Several thousand Norwegians turned out Friday afternoon to take part in demonstrations in Oslo and elsewhere around Norway. Crowds gathered in front of the US Embassy and the Parliament, to mark their disgust over police brutality and racism in the US, and over how the latter is a problem in Norway, too.
The US Embassy in Oslo was targeted after the past week of violence and even more police brutality in the US since George Floyd, an African-American, was killed by arresting police officers in Minneapolis who held him down and literally choked him with a knee in his neck. That, along with the lack of any compassion or sympathetic response from US President Donald Trump, set off massive demonstrations in the US that have spread around the world.
Oslo police fenced off the US Embassy’s relatively new compound north of the downtown area before demonstrators arrived, and closed off the main road running alongside the embassy. Staffers at the embassy seemed well-prepared as well, after sending email warnings of demonstrations both last weekend and on Friday to US citizens and embassy employees working from home. All were urged to “consider avoiding the embassy and Storting (Parliament) areas around the time of the demonstration,” which was set at between 2pm and 8pm.
Confusion had swirled over whether the planned demonstrations would actually be held. Health Minister Bent Høie had tried to block them because of Corona virus infection concerns, and because the government’s Corona containment measures don’t allow gatherings of more than 50 people. Nearly 20,000, however, had responded to social media proposals for demonstrations organized by the African Students Association at the University of Oslo and other organizations also in Trondheim, Bergen, Kristiansand, Stord, Skien and several other cities around the country.

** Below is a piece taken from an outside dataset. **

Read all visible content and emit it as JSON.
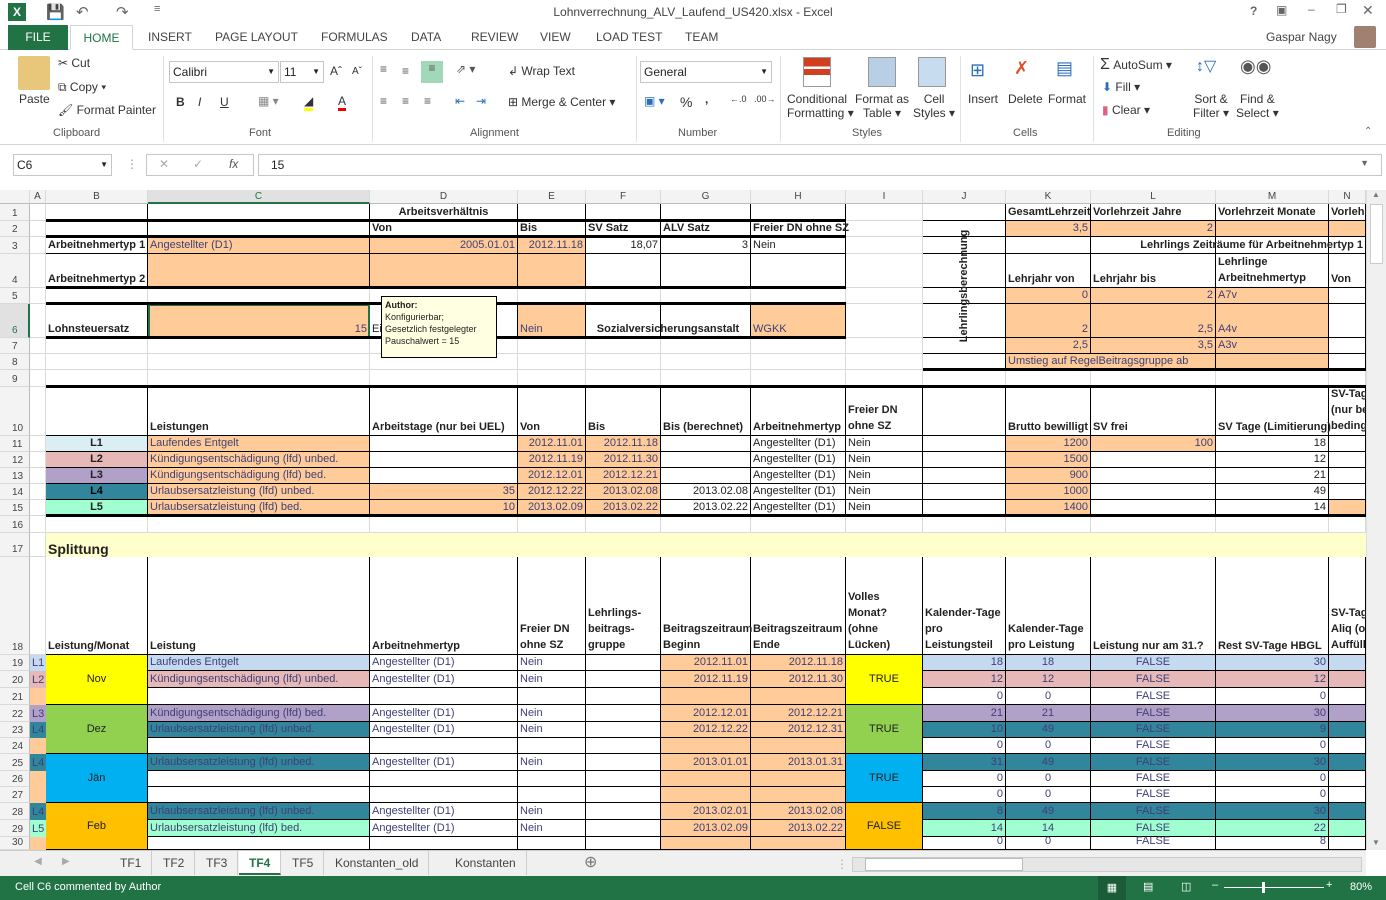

Organizers in Oslo ultimately opted for what was supposed to be a demonstration by only 50 people in front of the US Embassy followed by a march to downtown and creation of a human chain around the Parliament area, with at least a meter between all involved. By the start time of 4pm, however, several hundred people had already gathered outside the embassy and crowds swelled as thousands began heading for the area in front of the Parliament. They carried signs with slogans such as “Stop racism,” “Black Lives Matter” and “Silence is complicity,” a reference also to how the Norwegian government had mostly remained silent about the violence in the US and how Trump, who threatened to unleash the military against demonstrators, reacted to it. The US has long been considered Norway’s closest ally.
The march into downtown was estimated at several kilometers long as it wound from the embassy area at Huseby, through Majorstuen and finally downtown, with police monitoring it from a distance. Oslo police made it clear they would intervene only if violence broke out. “We are not a police force for infection control,” a police spokesman had told Norwegian Broadcasting (NRK) Thursday evening, adding that allowing freedom of expression is a police priority.
Once downtown, thousands of demonstrators knelt in the streets, while march leaders read off Floyd’s last words. The plan was for demonstrators to remain quiet for eight minutes and 46 seconds, the same time Floyd was held down even as he made it clear he couldn’t breathe.
State health officials expressed concern that the huge gathering could set off a “super-spreader situation” even though Covid-19 infection is low in Norway. Many marchers and demonstrators also wore face masks, which have not been common or encouraged in Norway.
Justice Minister Monica Mæland of the Conservative party told state broadcaster NRK that she, too, was concerned about the potential for Corona infection to spread. “We don’t recommend that so many people assemble, we don’t want to risk infection,” Mæland said. “I have great understanding that many want to demonstrate in this case, but the most important thing is for people to keep at a distance from one another. We hope police will contribute to that.”
Mæland added that she thinks “most people just want to show their disgust for the incident in the USA, and we hope (the demonstration) won’t invite those with bad intentions, who aren’t concerned with the issues (of police brutality and racism) but who just want to cause trouble.”
Large groups of demonstrators also braved cold rain not only in Oslo Friday afternoon but in Bergen as well, where several hundred met up at the city’s Festplassen. A demonstration in Kristiansand also attracted several hundred, while a quiet indoor demonstration in Skien was limited to 50 people representing political parties and various organizations and religious faiths who knelt together and raised their arms against systematic racism. A demonstration in Trondheim has been scheduled for June 15, when restrictions on the numbers of people allowed to gather will be eased.
ALL PHOTOS: NewsInEnglish.no/Morten Møst
TEXT: NewsInEnglish.no/Nina Berglund